  • If the meniscus is removed and the torn ACL is not reconstructed, at 25 years, there is a 100% incidence of arthritis!

The papers highlight two key areas:

  1. Traditional non-anatomic ACL reconstruction does not prevent osteoarthritis. (hence the trend to more anatomic reconstructions).
  2. We should repair the meniscus wherever possible. ‘Save the Meniscus’ should be the gold standard.

When considering anatomic (or should I say 'more anatomic') ACL reconstruction, and traditional non-anatomic 'trans-tibial' ACL reconstruction, we must acknowledge Dr Freddie Fu and his pioneering work on anatomic ACL reconstruction. His work on 'double bundle' ACL anatomy and reconstruction has certainly made knee surgeons think more about tunnel placement and positioning of the graft. In the UK both lack of clinical results and the technical considerations of anatomic double- bundle reconstruction (tensioning issues, tunnel management, bone stock for revisions) means this is not a procedure for every patient or every surgeon. Dr Fu routinely performs single bundle reconstruction when the anatomy of the native knee does not accommodate double bundle reconstruction. For consent and patient information, when the patient is presented with the technique ‘anatomic’ ACL single or ‘anatomic’ double bundle, the key word is anatomic not the number of bundles.

At a recent meeting I attended in Munich (March 2012), a head-count suggested that there are a finite number of people who do anatomic ACL reconstruction. The vast majority of general orthopaedic surgeons still do the traditional trans-tibial technique. Many surgeons insist that their ACL patients are doing well using this technique. I agree their patients may feel stable and they might get back to sport but the procedure isn't restoring normality for them. Recent literature supports this. Some of the trans-tibial surgeons genuinely believe by adjusting the tibial tunnel they can reach the femoral ACL footprint. This has been shown to be difficult and even impossible with the risk of compromising the proximal medial tibia and plateau, as the tibial tunnel becomes more horizontal.

I don't think that patients are ready to decide on the choice between 'double bundle' or 'single bundle' ACL reconstruction - we surgeons do not yet know which will give the better outcome. But I do think the informed patient should be ready to make a selection of his surgeon based on whether the surgeon is an anatomic reconstructor (with independent femoral tunnel positioning) or a traditional trans-tibial reconstructor.
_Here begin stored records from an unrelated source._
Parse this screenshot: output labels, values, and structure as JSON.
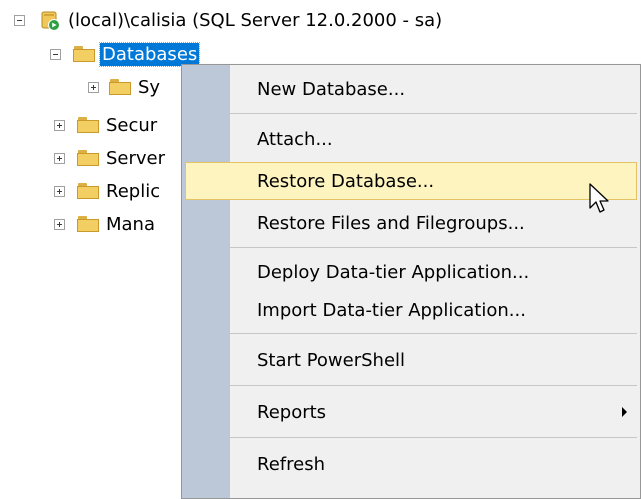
{
  "tree": {
    "server_label": "(local)\\calisia (SQL Server 12.0.2000 - sa)",
    "databases_label": "Databases",
    "children": [
      {
        "label": "Sy"
      },
      {
        "label": "Secur"
      },
      {
        "label": "Server"
      },
      {
        "label": "Replic"
      },
      {
        "label": "Mana"
      }
    ]
  },
  "context_menu": {
    "items": [
      {
        "label": "New Database..."
      },
      {
        "label": "Attach..."
      },
      {
        "label": "Restore Database..."
      },
      {
        "label": "Restore Files and Filegroups..."
      },
      {
        "label": "Deploy Data-tier Application..."
      },
      {
        "label": "Import Data-tier Application..."
      },
      {
        "label": "Start PowerShell"
      },
      {
        "label": "Reports"
      },
      {
        "label": "Refresh"
      }
    ],
    "highlighted_item": "Restore Database...",
    "colors": {
      "gutter": "#bcc7d8",
      "highlight": "#fdf4bf",
      "selection": "#0078d7"
    }
  }
}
So, the informed patient (and the informed surgeon) might rather want to know if their reconstruction is more anatomically correct and hopefully provide a more rotationally stable reconstruction.


1. Louboutin H, Debarge R, Richou J, Ait Si Selmi T, Donnell AT, Neyret P and Dubrana F. 2009. The Knee. 16:239-244. Osteoarthritis in patients with anterior cruciate ligament rupture: A review of risk factors.

Further reading:

1. Lohmander LS, Englund PM, Dahl LL, Roos EM. Am J Sports Med. 2007 Oct;35(10):1756-69. The long-term consequence of anterior cruciate ligament and meniscus injuries: osteoarthritis.

2. Øiestad BE, Engebretsen L, Storheim K, Risberg MA. Am J Sports Med. 2009 Jul;37(7):1434-43. Knee osteoarthritis after anterior cruciate ligament injury: a systematic review.

3. Oiestad BE, Holm I, Aune AK, Gunderson R, Myklebust G, Engebretsen L, Fosdahl MA, Risberg MA. Knee function and prevalence of knee osteoarthritis after anterior cruciate ligament reconstruction: a prospective study with 10 to 15 years of follow-up. Am J Sports Med. 2010 Nov;38(11):2201-10